‘Some studies suggest an over-representation of black and Asian offenders relative to the demographics of national populations. However, it is not possible to conclude that this is representative of all group-based CSE offending,’ they say.

They add that in fact: ‘Research has found that group-based child sexual exploitation (CSE) offenders are most commonly white.’

Note that linguistic sleight of hand – not ‘usually’ but ‘most commonly’. Digging into the report’s section on the ethnicity of offenders one learns that an official data collection exercise in 2011 involving police forces and other agencies found that of 2,300 possible offenders there was no basic information held about 1,100. Among the remaining 1,200, ethnicity data was not known for 38 per cent.
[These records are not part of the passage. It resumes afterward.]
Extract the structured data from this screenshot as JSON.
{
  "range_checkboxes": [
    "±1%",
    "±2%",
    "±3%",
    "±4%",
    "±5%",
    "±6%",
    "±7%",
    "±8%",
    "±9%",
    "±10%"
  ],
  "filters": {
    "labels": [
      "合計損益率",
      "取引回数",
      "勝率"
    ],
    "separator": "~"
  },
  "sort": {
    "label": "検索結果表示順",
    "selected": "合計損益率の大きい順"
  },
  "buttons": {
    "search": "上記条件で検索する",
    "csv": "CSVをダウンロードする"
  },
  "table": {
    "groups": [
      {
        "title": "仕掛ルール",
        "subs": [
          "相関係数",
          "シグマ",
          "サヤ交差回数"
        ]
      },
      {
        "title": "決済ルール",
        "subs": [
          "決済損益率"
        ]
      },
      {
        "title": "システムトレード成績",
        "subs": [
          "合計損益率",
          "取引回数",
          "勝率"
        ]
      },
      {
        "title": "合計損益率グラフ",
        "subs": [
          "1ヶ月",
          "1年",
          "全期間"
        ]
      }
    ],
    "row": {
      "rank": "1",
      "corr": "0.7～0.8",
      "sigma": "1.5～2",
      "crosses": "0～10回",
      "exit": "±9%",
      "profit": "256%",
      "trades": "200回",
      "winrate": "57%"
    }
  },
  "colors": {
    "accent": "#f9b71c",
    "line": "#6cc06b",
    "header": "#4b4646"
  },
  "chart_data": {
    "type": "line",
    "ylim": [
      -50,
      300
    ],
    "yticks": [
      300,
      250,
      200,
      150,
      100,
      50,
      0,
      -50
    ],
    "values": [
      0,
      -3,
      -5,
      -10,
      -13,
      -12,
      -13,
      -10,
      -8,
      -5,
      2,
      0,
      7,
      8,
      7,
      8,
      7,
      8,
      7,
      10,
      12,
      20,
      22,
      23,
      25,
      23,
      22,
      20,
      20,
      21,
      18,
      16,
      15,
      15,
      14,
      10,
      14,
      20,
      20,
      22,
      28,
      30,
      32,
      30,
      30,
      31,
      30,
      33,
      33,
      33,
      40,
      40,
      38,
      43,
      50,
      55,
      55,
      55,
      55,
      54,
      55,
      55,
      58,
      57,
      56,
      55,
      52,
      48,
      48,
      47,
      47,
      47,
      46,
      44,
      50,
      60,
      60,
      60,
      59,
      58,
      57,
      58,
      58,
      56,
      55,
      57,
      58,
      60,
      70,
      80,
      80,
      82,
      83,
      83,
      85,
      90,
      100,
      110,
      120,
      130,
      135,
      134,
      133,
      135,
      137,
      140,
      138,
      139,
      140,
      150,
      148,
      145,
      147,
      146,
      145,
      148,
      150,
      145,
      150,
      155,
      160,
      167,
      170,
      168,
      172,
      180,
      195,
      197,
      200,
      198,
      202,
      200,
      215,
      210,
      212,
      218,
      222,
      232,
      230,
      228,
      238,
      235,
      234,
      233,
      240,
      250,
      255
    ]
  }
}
Of the remaining suspects – approximately 750 by my arithmetic – ‘30 per cent of offenders were White, while 28 per cent were Asian’. This presumably is the finding used to justify ‘most commonly White’ – but which seems to miss the obvious point that the white population of England and Wales is around 80 per cent overall.

A second smaller study from 2013 mentioned in the report found that of 306 offenders looked at, 75 per cent were Asian, which actually amounts to a ten-fold over-representation, though the report does not point this out.

Instead, it trots out irrelevances to lead itself away from the veritable elephant in the room. At one point it cites information from police forces suggesting that ‘the nationalities and ethnicities of offenders and suspects… varied considerably, including American, Angolan, Bangladeshi, Bengal, British…’ (etc. ad infinitum). Yet has anyone ever suggested that there are nationalities completely immune to taking part in group CSE? Not to my knowledge.

A lack of reliable data is repeatedly cited as a barrier to knowing whether some ethnic groups are really over-represented among the villains. ‘This lack of good quality data limits what can be known about the characteristics of offenders, victims and offending behaviour,’ the report insists.

Then there are the extended passages of padding and jargon of a sort frequently deployed in Whitehall fence-sitting exercises, such as: ‘It is likely that a combination of factors come together to create the conditions in which an individual is motivated and able to offend… A range of factors are almost certainly involved.’

Or take this word salad:

‘Safeguarding should also take into account the local context, identifying and building safeguards around vulnerable children, and intervening in the situations or environments in which they are likely to be targeted. Local multi-agency safeguarding partnerships are well-placed to do this in a strategic way.’

The findings presented with most vigour are the ones that imply more public spending: ‘Victims and survivors should have access to the right support whenever and however they seek it out.’

Priti Patel has written a foreword to the report that acknowledges: ‘Victims and survivors of these abhorrent crimes have told me how they were let down by the state in the name of political correctness.’

She also notes that it is ‘disappointing’ to be told that it is difficult to draw conclusions about the ethnicity of offenders on the basis that ‘existing research is limited and data collection is poor.’

‘Community and cultural factors are clearly relevant to understanding and tackling offending,’ writes Ms Patel, before making a commitment to improve the collection and analysis of data in this field ‘including in relation to characteristics of offenders such as ethnicity.’

My interpretation of this is that she is letting it be known – including to her own civil servants – that this excuse of a paucity of data will not wash for very much longer.

So the Home Secretary faces a struggle with her own senior officials on yet another very important front. Might a new attempt be mounted to end her career prematurely? You bet.